“I don’t think this will replace Facebook, it will be in addition to it, and I think brands will initially struggle to differentiate their G+ offering from their Facebook page offering,” she predicts. “Nokia has already begun to ask its followers what they would like to see the brand use its G+ presence for. Brands have invested so much in Facebook – and are starting to see real financial returns from it – that they’re unlikely to move away. Migrating to G+ would mean starting from scratch in terms of followers, content and getting internal recognition and buy-in.
“Until the majority of its customers move away, or G+ delivers some tangible benefits which are different from those delivered by Facebook brands will continue to invest mostly in Facebook. It’ll get interesting when the first brand gets to a million plus ones.”
James Devon, planning director at MBA, agrees that the numbers aren’t on Google’s side at present. “What’s missing is users,” he suggests. “A value of a network is proportional to the square of the number of users (Metcalfe’s Law) and Google+ simply doesn’t have the volume yet for it to feel really social. Many brands will wait for it to gain critical mass. But the more interesting stuff there is to do with Google+, the more users it will have, so there’s a chicken and egg issue there.”
However, as Devon rightly points out, even if Google+ proves to be a runaway success, a brand presence on a popular platform won’t guarantee engagement. Brands hold their fate in their own hands when it comes to a successful social initiative.
“Google+ could be great, it could be popular. As with all these things, it’s incumbent on the brand to have a purpose for whatever social platform they are using and then delivering against that (on an ongoing basis, rather than all guns blazing fading to nothing in two weeks),” he concludes.
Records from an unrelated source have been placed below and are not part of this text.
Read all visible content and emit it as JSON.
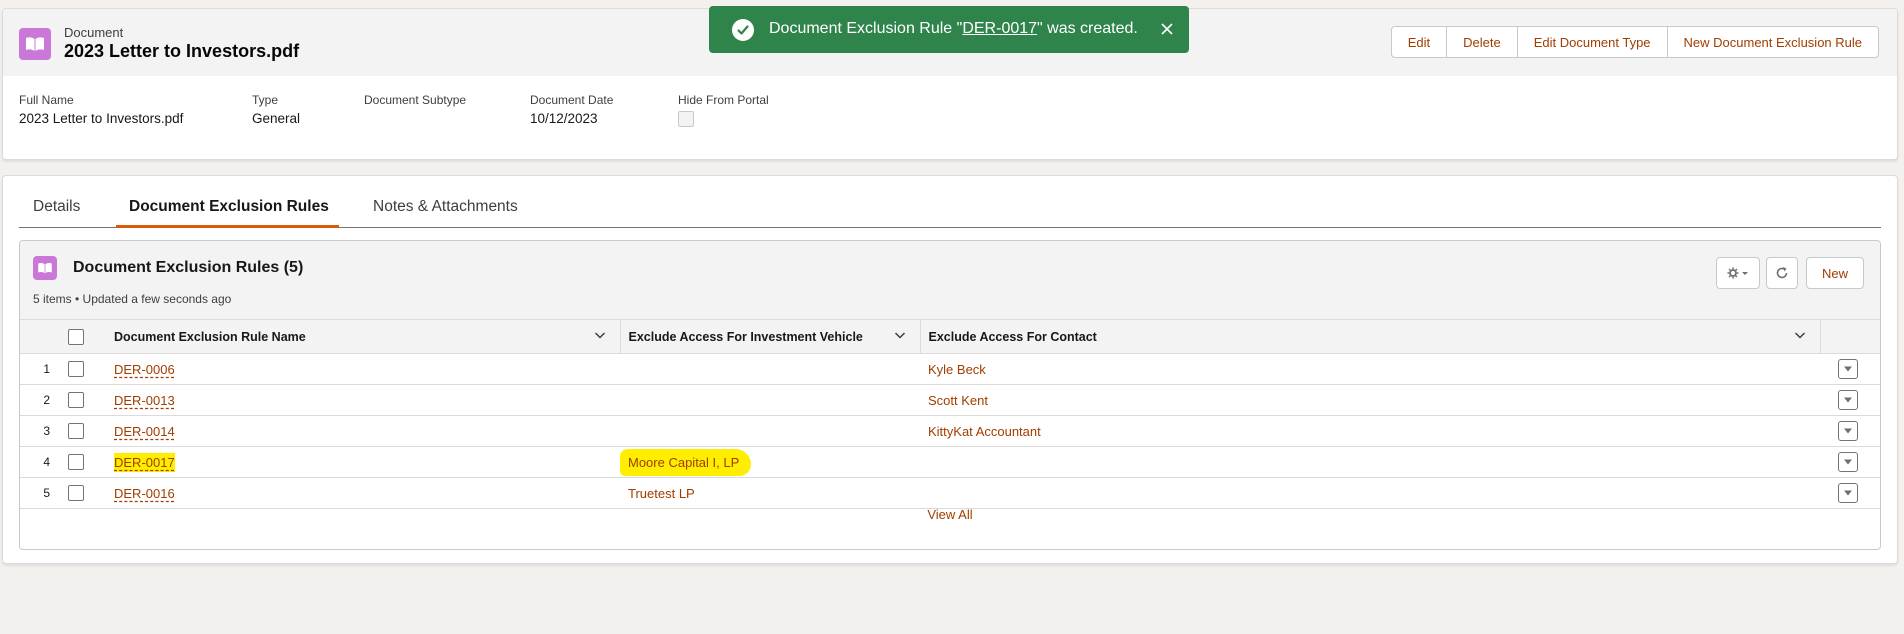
{
  "header": {
    "object_label": "Document",
    "record_title": "2023 Letter to Investors.pdf",
    "actions": [
      "Edit",
      "Delete",
      "Edit Document Type",
      "New Document Exclusion Rule"
    ]
  },
  "fields": [
    {
      "label": "Full Name",
      "value": "2023 Letter to Investors.pdf"
    },
    {
      "label": "Type",
      "value": "General"
    },
    {
      "label": "Document Subtype",
      "value": ""
    },
    {
      "label": "Document Date",
      "value": "10/12/2023"
    },
    {
      "label": "Hide From Portal",
      "value": ""
    }
  ],
  "toast": {
    "prefix": "Document Exclusion Rule \"",
    "link": "DER-0017",
    "suffix": "\" was created.",
    "color": "#2e844a"
  },
  "tabs": [
    "Details",
    "Document Exclusion Rules",
    "Notes & Attachments"
  ],
  "related_list": {
    "title": "Document Exclusion Rules (5)",
    "subtitle": "5 items • Updated a few seconds ago",
    "new_label": "New",
    "columns": [
      "Document Exclusion Rule Name",
      "Exclude Access For Investment Vehicle",
      "Exclude Access For Contact"
    ],
    "rows": [
      {
        "num": "1",
        "name": "DER-0006",
        "vehicle": "",
        "contact": "Kyle Beck"
      },
      {
        "num": "2",
        "name": "DER-0013",
        "vehicle": "",
        "contact": "Scott Kent"
      },
      {
        "num": "3",
        "name": "DER-0014",
        "vehicle": "",
        "contact": "KittyKat Accountant"
      },
      {
        "num": "4",
        "name": "DER-0017",
        "vehicle": "Moore Capital I, LP",
        "contact": ""
      },
      {
        "num": "5",
        "name": "DER-0016",
        "vehicle": "Truetest LP",
        "contact": ""
      }
    ],
    "view_all": "View All"
  },
  "colors": {
    "accent": "#a23d00",
    "object_icon": "#c978d8",
    "highlight": "#ffee00",
    "active_tab": "#d85b0a"
  }
}
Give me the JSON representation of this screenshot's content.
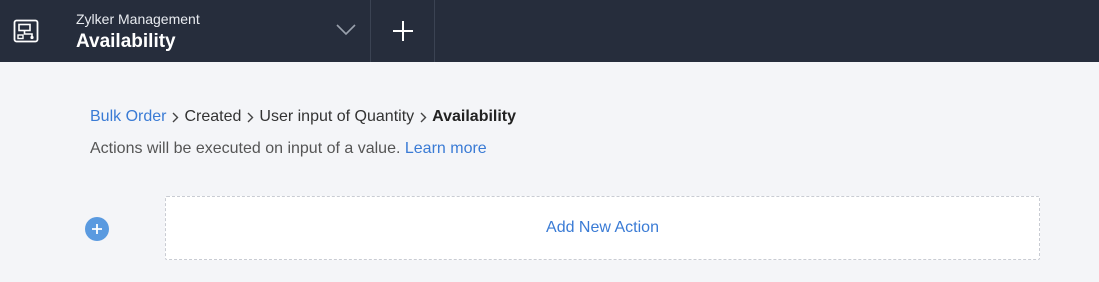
{
  "header": {
    "app_icon": "flow-diagram-icon",
    "subtitle": "Zylker Management",
    "title": "Availability",
    "dropdown_icon": "chevron-down-icon",
    "add_icon": "plus-icon"
  },
  "breadcrumb": {
    "items": [
      {
        "label": "Bulk Order",
        "link": true
      },
      {
        "label": "Created",
        "link": false
      },
      {
        "label": "User input of Quantity",
        "link": false
      },
      {
        "label": "Availability",
        "link": false,
        "current": true
      }
    ],
    "separator_icon": "chevron-right-icon"
  },
  "hint": {
    "text": "Actions will be executed on input of a value.",
    "link_label": "Learn more"
  },
  "action": {
    "add_icon": "plus-circle-icon",
    "add_label": "Add New Action"
  },
  "colors": {
    "topbar": "#262d3c",
    "page_bg": "#f4f5f8",
    "link": "#3a7bd5",
    "plus_circle": "#5a9ae0"
  }
}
“This is the shiny new thing right now. Ultimately this is not about the technology per se, but rather how it is used by the brand to further whatever purpose they are trying to fulfil.”